    I had a job that I liked, if I considered what I did, the resources available and most people in the company. If I thought about some of the people who worked in the same area and what they did, it made me crazy. The VP of the company was someone who had never really had a job of any significance because it was a family-owned and operated business and he acted like the proverbial spoiled rich kid who worked for the family. The main sales guy was a total button-pusher and he pissed off everyone else on a regular basis.

    I was about to lose it and got a book that teaches how to handle stress. Part of it had to do with deep breathing and I thought it would be BS, but it worked.
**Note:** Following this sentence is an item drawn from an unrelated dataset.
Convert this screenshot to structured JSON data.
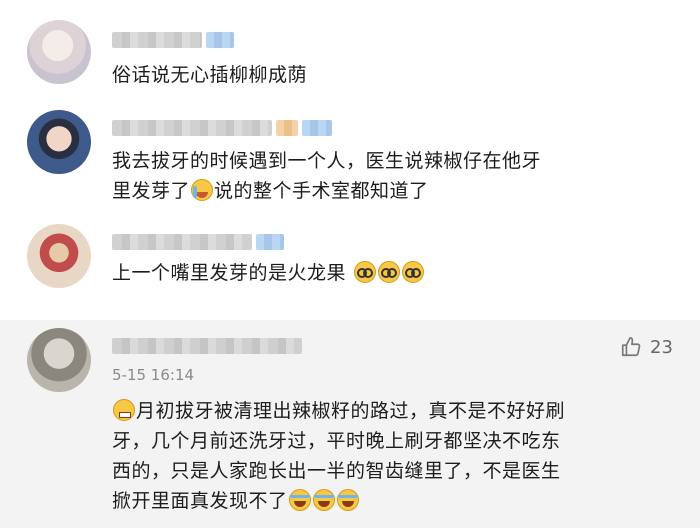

It calms the mind and body, which makes sense because it's not possible to have a calm body or mind without the other being calm.

    It also taught that if a person can't do anything about what is stressing them, they should let it go, but only until they reach the point of not being able to. This means you need to do what's best for you. If you can do what you do somewhere else, that may be best. Being treated unfairly sucks and the question that needs to be answered is "What are you prepared to do about it?".

    I was able to move on to a different company when the ones I worked for became unbearable and this shouldn't be a problem if you have marketable job skills, knowing how stressful the job hunt can be. If they decide that your position isn't working out, let them lay you off or fire you, but don't burn any bridges. People come and go, but how you deal with it will be remembered. Get your resume up to date, just in case it comes to a head.

    I worked with someone (at the family-owned place that I hated) and on the shelf over his desk, he had a piece of paper with "Nothing is anything. Everything is nothing."- he's Buddhist and one of the most decent people I know, even when things have been bad.

    I had a neighbor whose response to me asking "How is work?" was "It doesn't matter". When I asked her to explain, she said her philosophy was "Find a job that no one else wants and do it so well they have no choice but to pay you a lot of money. That doesn't mean that someone should hate their job, but it shouldn't be seen as the only thing they can do.
  20. slobake

    slobake resident ... something Supporting Member

    It's tough and there are no easy answers. Sometimes the knowledge that we did the best we could is the only thing we get.
    I once worked for a small company that was rampant with nepotism. My boss gave me a good raise but it didn't appear on my check. I tried for a month to get in touch with managment (the owner's wife) in another part of the state. Finally they called me back and said that they had made a mistake and missed my raise but now we were having cut backs in the company so I wouldn't be getting a raise. Everyone else got raises, you know the family members were takin care of. When I challenged them they said they were sorry, if they had not missed my raise in the first place I would have got it but now it was too late. I went to work angry and bitter every day I coulnd't let it go. I knew it was time to leave.
    A friend had started a plumbing business so I quit and went to work for him.